"It takes a lot of people to make something like that happen," he said, commending his colleagues and the agricultural community for their contributions.
Greig also shared other highlights of the Pennsylvania Department of Agriculture's work to encourage, protect and promote agriculture throughout the commonwealth. He listed a number of bureaus, commissions and councils that offer varied work in agriculture and related industries in the state.

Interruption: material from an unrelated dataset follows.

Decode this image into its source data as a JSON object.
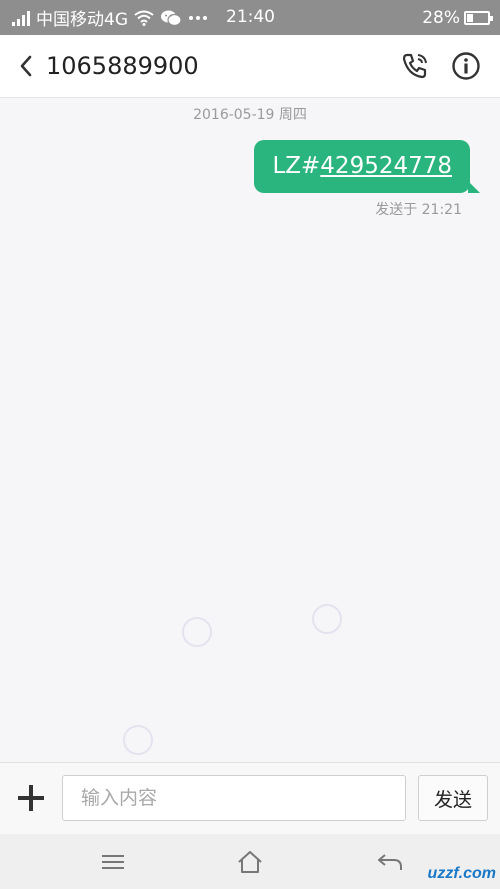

Greig said the department's job entails numerous and varied jobs in food safety and consumer protection, including inspections of all the restaurants in Pennsylvania. He said 2,004 new restaurants opened across the commonwealth last year, and an additional 1,019 restaurants had to be inspected in the aftermath of Hurricane Sandy last fall.
The department also offers funding and support for county and community fairs, he said. Greig said the governor's budget proposal includes a $500,000 increase in funding for the 108 fairs throughout the state. An animal health and diagnostic committee of 28 veterinarians travel the fairs to check on the animals, he said. Greig said the committee is responsible for identifying and controlling animal outbreaks such as avian influenza.
A three-part animal diagnostic system also is in place through the Pennsylvania Veterinary Laboratory, Penn State University's Animal Diagnostic Laboratory and the University of Pennsylvania School of Veterinary Medicine. Greig said the system tests state livestock for zoonotic diseases.
He also spoke on the State Food Purchase Program, which provides food assistance to the needy through the purchase and distrubution of goods. Greig said the program works in cooperation with local food banks and feeds 1.7 million people every year.
The agriculture industry in Pennsylvania is not only prospering now, but has safety nets in place to ensure its survival in the future, Greig said.
"Pennsylvania leads the nation in farmland preservation," he said.
According to the Department of Agriculture's website, protected farmland is permanently preserved for agricultural production. Greig said Pennsylvania will be able to pass on the tools developed today to the next generation, encouraging food supply for the future.
Additionally, the department developed PA Preferred, a permanent branding contract for Pennsylvania-produced commodities. When consumers buy local produce, the dollars they spend stay in the community, Greig said. He said the trademark is a way for consumers to know whether they're supporting homegrown products.
Greig also spoke briefly on Corbett's budget proposal and emphasized that state officials continue to seek federal grants and opportunities to support the industry. Pennsylvania also exports a number of its agricultural products to support the state's economy. Though balancing funds is one of the more difficult aspects of their job, Greig, a dairy farmer himself, joked that "it's still easier than dairy farming."
After a brief question and answer period, Greig presented a proclamation from Corbett to Raystown Area Future Farmers of America declaring Feb. 16 to 23 FFA Week in Pennsylvania.
"I appreciate all that the FFA students do to make ag awareness come to every community," he said.
"This is an exciting time to be in agriculture," agreed Bill Hoover, Huntingdon County Farm Bureau member, who emceed the luncheon.
Opening and closing ceremonies for the event were provided by Raystown Area FFA members: Kaitlyn Brazell, president; Kyli Foor, vice president; Katrina Hammon, secretary; Dustin McBeth, treasurer; Maddy Pine, reporter; Eli Beezer, sentinel; Taylor Heeter, chaplain; and Jessica Heeter, advisor.
The meal was prepared and served with PA Preferred products by Huntingdon County Career and Technology Center Students Amanda Eaken, Chelsea Cerett, Levi Ferguson, Dustin Foor, Devon Green, Kelli Keller, Brianna Lantz, Kasey Lightner, Dillon Osborne, Chase Yablonski, Hippalito Matos, Kasey Powell, Gage Ramey, Scarlett Scott, Kurtis Smith, Noah Covert, Cassandra Kane, Kirsten Serena and Laura Shriner.
Floral displays were arranged by students Tesla Baxter, Hammon, Kaitlyn Brazell, Aaron Clark, Cody Bowser, Elisha Crane, Devin Haney, David Rourke, Michael Sausman, Adam Thompson and Brady Klauss.